Oil prices fell on Thursday after a slump in the previous session, as rising U.S. stockpiles added to concerns about a hit to demand from surging coronavirus infections in Asia and possible U.S. rate hikes.

Brent crude was down 6 cents, or 0.1%, at $66.60 a barrel by 0141 GMT, having fallen 3% on Wednesday.

U.S. oil fell 7 cents, or 0.1%, to $63.29 a barrel, after a 3.3% drop in the previous session.

Oil chart
U.S WTI OIL PERFORMANCE CHART

“A resurgence in COVID-19 cases across parts of Asia is doing little to support the market in the near term,” ING Economics

Almost two-thirds of people tested in Indian show exposure to the coronavirus, suggesting a spiralling spread of the virus as the daily death toll rose to a record 4,529.

The decline in prices this week was given added impetus on Wednesday after media reports said the U.S. and Iran have made progress in talks over Tehran’s nuclear program that could result in sanctions being lifted and more supply coming to the market.

Later reports indicated that more time was needed to reach an agreement.

Speculation the Fed might raise rates weighed on the outlook for economic growth and prompted investors to reduce exposure to oil and other commodities.

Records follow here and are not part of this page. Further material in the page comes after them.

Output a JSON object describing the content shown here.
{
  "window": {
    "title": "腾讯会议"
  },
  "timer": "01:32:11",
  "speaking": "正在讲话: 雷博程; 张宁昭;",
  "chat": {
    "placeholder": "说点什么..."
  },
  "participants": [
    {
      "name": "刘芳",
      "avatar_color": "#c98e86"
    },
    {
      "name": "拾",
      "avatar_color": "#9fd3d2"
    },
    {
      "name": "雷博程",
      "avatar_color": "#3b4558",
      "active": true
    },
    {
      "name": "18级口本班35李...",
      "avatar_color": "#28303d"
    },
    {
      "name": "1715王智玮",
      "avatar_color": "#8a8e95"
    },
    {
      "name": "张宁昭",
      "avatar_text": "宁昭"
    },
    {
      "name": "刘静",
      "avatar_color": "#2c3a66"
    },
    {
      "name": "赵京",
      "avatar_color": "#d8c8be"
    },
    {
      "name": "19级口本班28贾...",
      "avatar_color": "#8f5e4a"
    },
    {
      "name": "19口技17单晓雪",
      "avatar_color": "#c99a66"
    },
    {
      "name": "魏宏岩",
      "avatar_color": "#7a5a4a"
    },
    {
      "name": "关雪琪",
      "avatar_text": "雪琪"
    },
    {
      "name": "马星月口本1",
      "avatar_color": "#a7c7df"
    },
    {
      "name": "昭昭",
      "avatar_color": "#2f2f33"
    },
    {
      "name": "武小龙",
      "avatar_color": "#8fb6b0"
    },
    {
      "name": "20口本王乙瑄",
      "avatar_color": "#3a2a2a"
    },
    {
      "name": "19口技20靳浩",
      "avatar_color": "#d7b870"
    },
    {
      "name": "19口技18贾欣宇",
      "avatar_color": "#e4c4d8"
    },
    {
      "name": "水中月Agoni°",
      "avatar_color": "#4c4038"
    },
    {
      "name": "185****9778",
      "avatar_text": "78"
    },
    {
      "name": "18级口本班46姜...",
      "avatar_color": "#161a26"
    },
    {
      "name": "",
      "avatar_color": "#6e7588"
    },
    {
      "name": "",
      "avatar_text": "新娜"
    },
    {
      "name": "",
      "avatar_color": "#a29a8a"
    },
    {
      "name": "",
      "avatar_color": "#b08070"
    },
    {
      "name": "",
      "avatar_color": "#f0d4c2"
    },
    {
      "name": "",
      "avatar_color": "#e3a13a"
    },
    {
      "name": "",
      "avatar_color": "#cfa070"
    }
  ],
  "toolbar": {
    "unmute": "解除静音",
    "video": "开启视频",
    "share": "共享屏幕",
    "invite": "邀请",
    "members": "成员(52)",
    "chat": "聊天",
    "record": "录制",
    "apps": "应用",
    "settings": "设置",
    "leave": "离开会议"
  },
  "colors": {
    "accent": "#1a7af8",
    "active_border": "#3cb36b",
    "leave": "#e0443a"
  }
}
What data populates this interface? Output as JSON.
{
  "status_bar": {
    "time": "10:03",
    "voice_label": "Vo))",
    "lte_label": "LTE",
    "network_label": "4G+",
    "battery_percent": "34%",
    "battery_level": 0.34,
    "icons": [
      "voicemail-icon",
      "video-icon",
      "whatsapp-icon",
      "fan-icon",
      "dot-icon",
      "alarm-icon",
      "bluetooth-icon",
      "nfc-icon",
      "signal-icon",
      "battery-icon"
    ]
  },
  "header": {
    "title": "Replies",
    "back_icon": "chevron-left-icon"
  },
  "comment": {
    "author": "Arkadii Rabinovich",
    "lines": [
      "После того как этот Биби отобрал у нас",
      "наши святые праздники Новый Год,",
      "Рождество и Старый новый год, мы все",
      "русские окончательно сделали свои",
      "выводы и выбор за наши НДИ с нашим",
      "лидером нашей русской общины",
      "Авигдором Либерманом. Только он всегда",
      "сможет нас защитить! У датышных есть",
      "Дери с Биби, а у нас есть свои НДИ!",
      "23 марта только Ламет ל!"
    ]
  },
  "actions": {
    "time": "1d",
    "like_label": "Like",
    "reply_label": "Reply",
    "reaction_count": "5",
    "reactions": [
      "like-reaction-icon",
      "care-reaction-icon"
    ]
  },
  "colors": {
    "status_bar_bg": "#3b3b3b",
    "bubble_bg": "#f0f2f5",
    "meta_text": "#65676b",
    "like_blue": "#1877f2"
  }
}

The April 27-28 meeting minutes showed the Fed beginning to wrestle with the emerging difficulties of getting the $20 trillion U.S. economy fully reopened after the disruptions caused by the coronavirus pandemic.

Rising U.S. stockpiles of crude also weighed on prices, although the gain in the most recent week was below expectations.

Crude inventories increased by 1.3 million barrels last week, against analysts’ expectations in a Reuters poll for a 1.6 million barrel rise.